Additionally, increasing transparency and accountability through measures such as public reporting of injuries and fatalities will help build trust with stakeholders and the general public.
The integration of advanced technology also holds great potential for improving horse racing. Innovations such as track-surface monitoring systems can help identify unsafe conditions before accidents occur, while wearable devices can provide real-time data on a horse’s biometrics during training sessions or races.
Furthermore, sustainable initiatives should be embraced to minimize environmental impact, such as using renewable energy sources at racetracks or promoting eco-friendly practices in breeding facilities.
By embracing these technological advancements and sustainability initiatives, thoroughbred horse racing can secure its future by addressing concerns related to animal welfare while creating a more transparent and responsible sport.

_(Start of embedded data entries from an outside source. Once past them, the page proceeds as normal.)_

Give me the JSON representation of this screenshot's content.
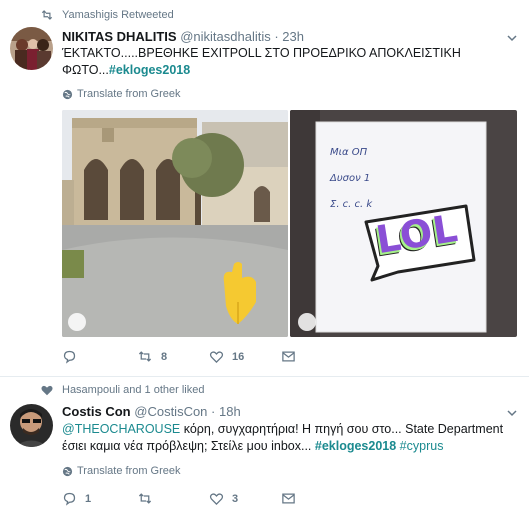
{
  "tweet1": {
    "context": "Yamashigis Retweeted",
    "name": "NIKITAS DHALITIS",
    "handle": "@nikitasdhalitis",
    "time": "· 23h",
    "text_line1": "ΈΚΤΑΚΤΟ.....ΒΡΕΘΗΚΕ  EXITPOLL ΣΤΟ ΠΡΟΕΔΡΙΚΟ  ΑΠΟΚΛΕΙΣΤΙΚΗ",
    "text_line2": "ΦΩΤΟ...",
    "hashtag": "#ekloges2018",
    "translate": "Translate from Greek",
    "sticker": "LOL",
    "paper_line1": "Μια ΟΠ",
    "paper_line2": "Δυσον 1",
    "paper_line3": "Σ. c. c. k",
    "replies": "",
    "retweets": "8",
    "likes": "16"
  },
  "tweet2": {
    "context": "Hasampouli and 1 other liked",
    "name": "Costis Con",
    "handle": "@CostisCon",
    "time": "· 18h",
    "mention": "@THEOCHAROUSE",
    "text_part1": " κόρη, συγχαρητήρια! Η πηγή σου στο... State Department",
    "text_part2": "έσιει καμια νέα πρόβλεψη; Στείλε μου inbox... ",
    "hashtag": "#ekloges2018",
    "hashtag2": "#cyprus",
    "translate": "Translate from Greek",
    "replies": "1",
    "retweets": "",
    "likes": "3"
  },
  "colors": {
    "accent": "#1b8a8f",
    "muted": "#657786",
    "sticker_purple": "#8a4fd6",
    "sticker_green": "#a6f28a"
  }
}
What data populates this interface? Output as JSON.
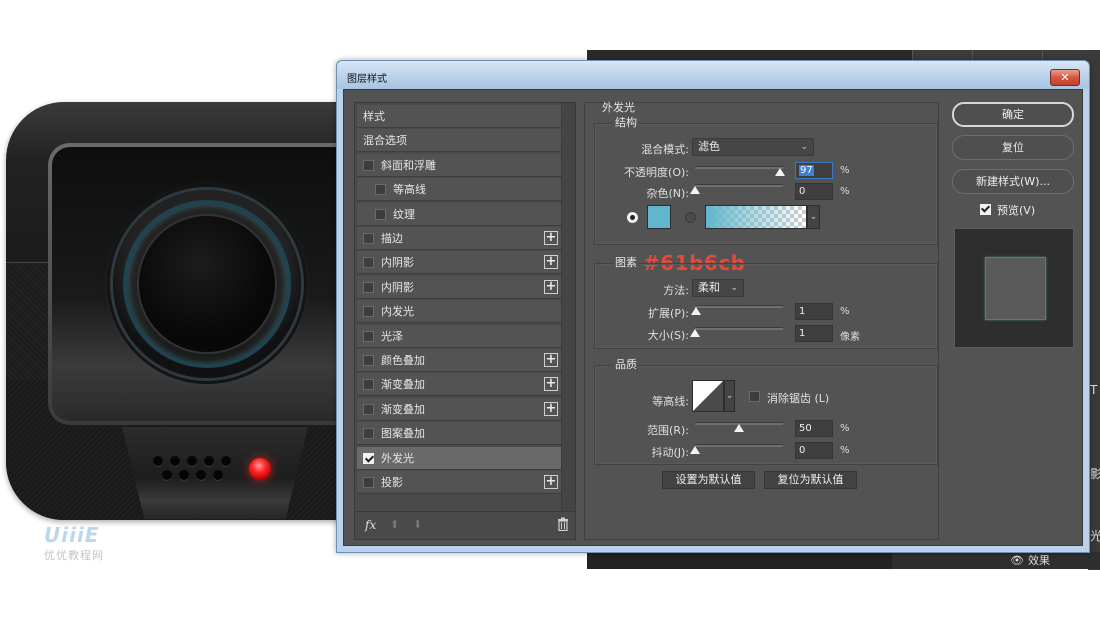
{
  "dialog": {
    "title": "图层样式",
    "close_label": "✕"
  },
  "style_list": {
    "items": [
      {
        "label": "样式",
        "has_checkbox": false,
        "checked": false,
        "has_plus": false,
        "indent": false
      },
      {
        "label": "混合选项",
        "has_checkbox": false,
        "checked": false,
        "has_plus": false,
        "indent": false
      },
      {
        "label": "斜面和浮雕",
        "has_checkbox": true,
        "checked": false,
        "has_plus": false,
        "indent": false
      },
      {
        "label": "等高线",
        "has_checkbox": true,
        "checked": false,
        "has_plus": false,
        "indent": true
      },
      {
        "label": "纹理",
        "has_checkbox": true,
        "checked": false,
        "has_plus": false,
        "indent": true
      },
      {
        "label": "描边",
        "has_checkbox": true,
        "checked": false,
        "has_plus": true,
        "indent": false
      },
      {
        "label": "内阴影",
        "has_checkbox": true,
        "checked": false,
        "has_plus": true,
        "indent": false
      },
      {
        "label": "内阴影",
        "has_checkbox": true,
        "checked": false,
        "has_plus": true,
        "indent": false
      },
      {
        "label": "内发光",
        "has_checkbox": true,
        "checked": false,
        "has_plus": false,
        "indent": false
      },
      {
        "label": "光泽",
        "has_checkbox": true,
        "checked": false,
        "has_plus": false,
        "indent": false
      },
      {
        "label": "颜色叠加",
        "has_checkbox": true,
        "checked": false,
        "has_plus": true,
        "indent": false
      },
      {
        "label": "渐变叠加",
        "has_checkbox": true,
        "checked": false,
        "has_plus": true,
        "indent": false
      },
      {
        "label": "渐变叠加",
        "has_checkbox": true,
        "checked": false,
        "has_plus": true,
        "indent": false
      },
      {
        "label": "图案叠加",
        "has_checkbox": true,
        "checked": false,
        "has_plus": false,
        "indent": false
      },
      {
        "label": "外发光",
        "has_checkbox": true,
        "checked": true,
        "has_plus": false,
        "indent": false,
        "active": true
      },
      {
        "label": "投影",
        "has_checkbox": true,
        "checked": false,
        "has_plus": true,
        "indent": false
      }
    ],
    "footer": {
      "fx_label": "fx",
      "up_arrow": "⬆",
      "down_arrow": "⬇"
    }
  },
  "outer_glow": {
    "title": "外发光",
    "structure": {
      "title": "结构",
      "blend_mode_label": "混合模式:",
      "blend_mode_value": "滤色",
      "opacity_label": "不透明度(O):",
      "opacity_value": "97",
      "opacity_unit": "%",
      "opacity_percent": 97,
      "noise_label": "杂色(N):",
      "noise_value": "0",
      "noise_unit": "%",
      "noise_percent": 0,
      "color_mode": "solid",
      "glow_color": "#61b6cb"
    },
    "annotation": "#61b6cb",
    "elements": {
      "title": "图素",
      "technique_label": "方法:",
      "technique_value": "柔和",
      "spread_label": "扩展(P):",
      "spread_value": "1",
      "spread_unit": "%",
      "spread_percent": 1,
      "size_label": "大小(S):",
      "size_value": "1",
      "size_unit": "像素",
      "size_fraction": 0.004
    },
    "quality": {
      "title": "品质",
      "contour_label": "等高线:",
      "antialias_label": "消除锯齿 (L)",
      "antialias_checked": false,
      "range_label": "范围(R):",
      "range_value": "50",
      "range_unit": "%",
      "range_percent": 50,
      "jitter_label": "抖动(J):",
      "jitter_value": "0",
      "jitter_unit": "%",
      "jitter_percent": 0
    },
    "make_default_label": "设置为默认值",
    "reset_default_label": "复位为默认值"
  },
  "actions": {
    "ok_label": "确定",
    "reset_label": "复位",
    "new_style_label": "新建样式(W)...",
    "preview_label": "预览(V)",
    "preview_checked": true
  },
  "workspace": {
    "effects_label": "效果",
    "right_edge_glyphs": [
      "T",
      "影",
      "光"
    ]
  },
  "artwork": {
    "watermark_logo": "UiiiE",
    "watermark_text": "优优教程网"
  },
  "colors": {
    "glow": "#61b6cb",
    "annotation": "#e8473a",
    "panel": "#535353"
  }
}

Frequently Asked Questions
How much money is involved in Thoroughbred horse racing?
Thoroughbred horse racing involves significant amounts of prize money and betting revenue. The sport attracts a wide range of participants due to the potential for financial gain, making it an enticing pursuit for those seeking freedom through financial success.
What are the most prestigious Thoroughbred horse racing events?

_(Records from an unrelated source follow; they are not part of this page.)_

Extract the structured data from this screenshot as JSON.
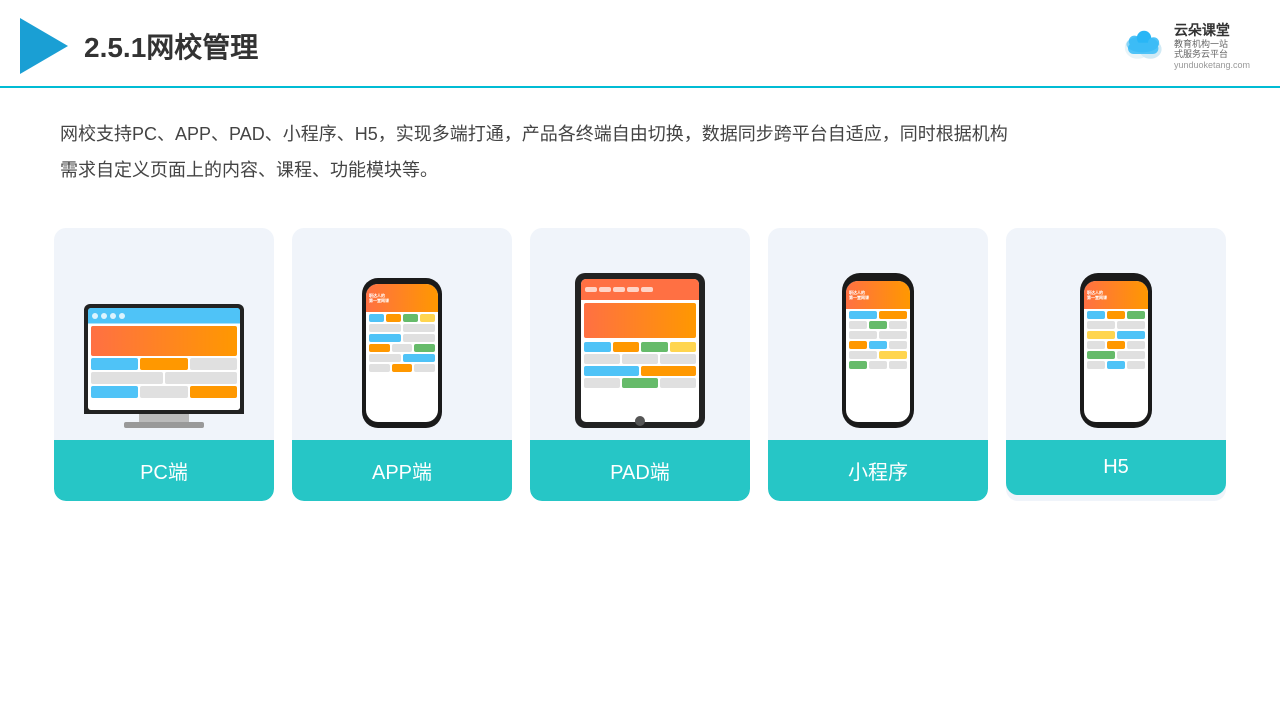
{
  "header": {
    "section_number": "2.5.1",
    "title": "网校管理",
    "brand": {
      "name": "云朵课堂",
      "sub": "教育机构一站\n式服务云平台",
      "url": "yunduoketang.com"
    }
  },
  "description": "网校支持PC、APP、PAD、小程序、H5，实现多端打通，产品各终端自由切换，数据同步跨平台自适应，同时根据机构\n需求自定义页面上的内容、课程、功能模块等。",
  "cards": [
    {
      "id": "pc",
      "label": "PC端"
    },
    {
      "id": "app",
      "label": "APP端"
    },
    {
      "id": "pad",
      "label": "PAD端"
    },
    {
      "id": "miniprogram",
      "label": "小程序"
    },
    {
      "id": "h5",
      "label": "H5"
    }
  ],
  "colors": {
    "teal": "#26c6c6",
    "header_line": "#00bcd4",
    "bg_card": "#f0f4fa"
  }
}
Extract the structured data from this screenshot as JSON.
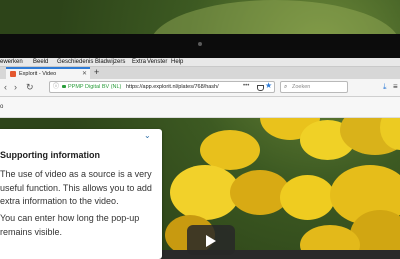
{
  "menubar": {
    "items": [
      "Bewerken",
      "Beeld",
      "Geschiedenis",
      "Bladwijzers",
      "Extra",
      "Venster",
      "Help"
    ]
  },
  "tab": {
    "title": "Explorit - Video"
  },
  "urlbar": {
    "org": "PPMP Digital BV (NL)",
    "url": "https://app.explorit.nl/plates/768/hash/"
  },
  "search": {
    "placeholder": "Zoeken"
  },
  "subbar": {
    "text": "o"
  },
  "card": {
    "title": "Supporting information",
    "paragraph1": "The use of video as a source is a very useful function. This allows you to add extra information to the video.",
    "paragraph2": "You can enter how long the pop-up remains visible."
  },
  "colors": {
    "accent": "#2e7bd6",
    "secure": "#2a9d3a",
    "card_link": "#2d6ea8"
  },
  "icons": [
    "info-icon",
    "lock-icon",
    "more-icon",
    "pocket-icon",
    "bookmark-star-icon",
    "search-icon",
    "download-icon",
    "menu-icon",
    "chevron-down-icon",
    "play-icon"
  ]
}
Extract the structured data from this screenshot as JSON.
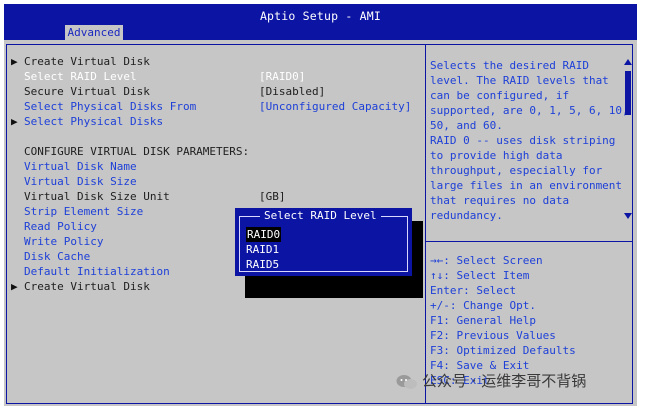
{
  "window": {
    "title": "Aptio Setup - AMI"
  },
  "tabs": [
    {
      "label": "Advanced"
    }
  ],
  "menu": [
    {
      "label": "Create Virtual Disk",
      "submenu": true,
      "value": ""
    },
    {
      "label": "Select RAID Level",
      "submenu": false,
      "value": "[RAID0]"
    },
    {
      "label": "Secure Virtual Disk",
      "submenu": false,
      "value": "[Disabled]"
    },
    {
      "label": "Select Physical Disks From",
      "submenu": false,
      "value": "[Unconfigured Capacity]"
    },
    {
      "label": "Select Physical Disks",
      "submenu": true,
      "value": ""
    },
    {
      "label": "",
      "submenu": false,
      "value": ""
    },
    {
      "label": "CONFIGURE VIRTUAL DISK PARAMETERS:",
      "submenu": false,
      "value": ""
    },
    {
      "label": "Virtual Disk Name",
      "submenu": false,
      "value": ""
    },
    {
      "label": "Virtual Disk Size",
      "submenu": false,
      "value": ""
    },
    {
      "label": "Virtual Disk Size Unit",
      "submenu": false,
      "value": "[GB]"
    },
    {
      "label": "Strip Element Size",
      "submenu": false,
      "value": ""
    },
    {
      "label": "Read Policy",
      "submenu": false,
      "value": ""
    },
    {
      "label": "Write Policy",
      "submenu": false,
      "value": ""
    },
    {
      "label": "Disk Cache",
      "submenu": false,
      "value": ""
    },
    {
      "label": "Default Initialization",
      "submenu": false,
      "value": ""
    },
    {
      "label": "Create Virtual Disk",
      "submenu": true,
      "value": ""
    }
  ],
  "help_text": [
    "Selects the desired RAID",
    "level. The RAID levels that",
    "can be configured, if",
    "supported, are 0, 1, 5, 6, 10,",
    "50, and 60.",
    "RAID 0 -- uses disk striping",
    "to provide high data",
    "throughput, especially for",
    "large files in an environment",
    "that requires no data",
    "redundancy."
  ],
  "key_help": [
    "→←: Select Screen",
    "↑↓: Select Item",
    "Enter: Select",
    "+/-: Change Opt.",
    "F1: General Help",
    "F2: Previous Values",
    "F3: Optimized Defaults",
    "F4: Save & Exit",
    "ESC: Exit"
  ],
  "popup": {
    "title": "Select RAID Level",
    "options": [
      "RAID0",
      "RAID1",
      "RAID5"
    ],
    "selected": "RAID0"
  },
  "watermark": {
    "text": "公众号 · 运维李哥不背锅"
  },
  "colors": {
    "header": "#0b14a3",
    "panel": "#c6c6c6",
    "text_blue": "#1e40d8"
  }
}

The history of thoroughbred horse racing has given rise to several prestigious events. Among the most popular thoroughbred races are the Kentucky Derby, Royal Ascot, and the Prix de l’Arc de Triomphe. These races have captured the imagination of audiences worldwide.
How long does a Thoroughbred horse racing season typically last?
The thoroughbred racing season typically lasts for several months, with races held throughout the year. The length varies depending on the region and specific racing circuit. Thoroughbred racehorses undergo a rigorous training schedule to prepare for these races.
Can Thoroughbred horses participate in other types of horse racing?
Thoroughbred horses can participate in various types of horse racing, such as flat racing, steeplechase, and harness racing. Their versatile nature and athletic abilities make them suitable for these different forms of competition.
What is the average lifespan of a Thoroughbred racehorse?
The average lifespan of a Thoroughbred racehorse is around 15 years, with retirement options including breeding or transitioning to other equestrian disciplines. This longevity allows for ample opportunities beyond the racing career, providing a sense of freedom and fulfillment.
In conclusion, thoroughbred horse racing is a prestigious and exhilarating sport that has captivated audiences for centuries. Its rich history, unique characteristics of the horses involved, rigorous training and preparation, various types of races, the crucial role of jockeys, specialized tracks and surfaces, as well as the spectacle it offers to spectators all contribute to its distinctiveness among other forms of horse racing.
Thoroughbred horse racing can be likened to a thrilling roller coaster ride, where the audience is taken on a heart-pounding journey filled with adrenaline and excitement. The elegance and power of these magnificent creatures combined with their incredible speed create an awe-inspiring experience for both participants and spectators alike.
However, it is important to acknowledge that thoroughbred racing also faces challenges and controversies such as safety concerns for both horses and jockeys, ethical considerations regarding doping practices, and the need for regulatory reforms.
Despite these challenges, the future of thoroughbred horse racing remains promising. Efforts are being made to enhance safety measures through advancements in track design and medical technology. Moreover, increased public awareness about animal welfare has led to stricter regulations against unethical practices within the industry.
As long as there is a commitment to upholding integrity and prioritizing the well-being of these magnificent athletes, thoroughbred horse racing will continue to captivate audiences around the world with its grandeur and timeless appeal.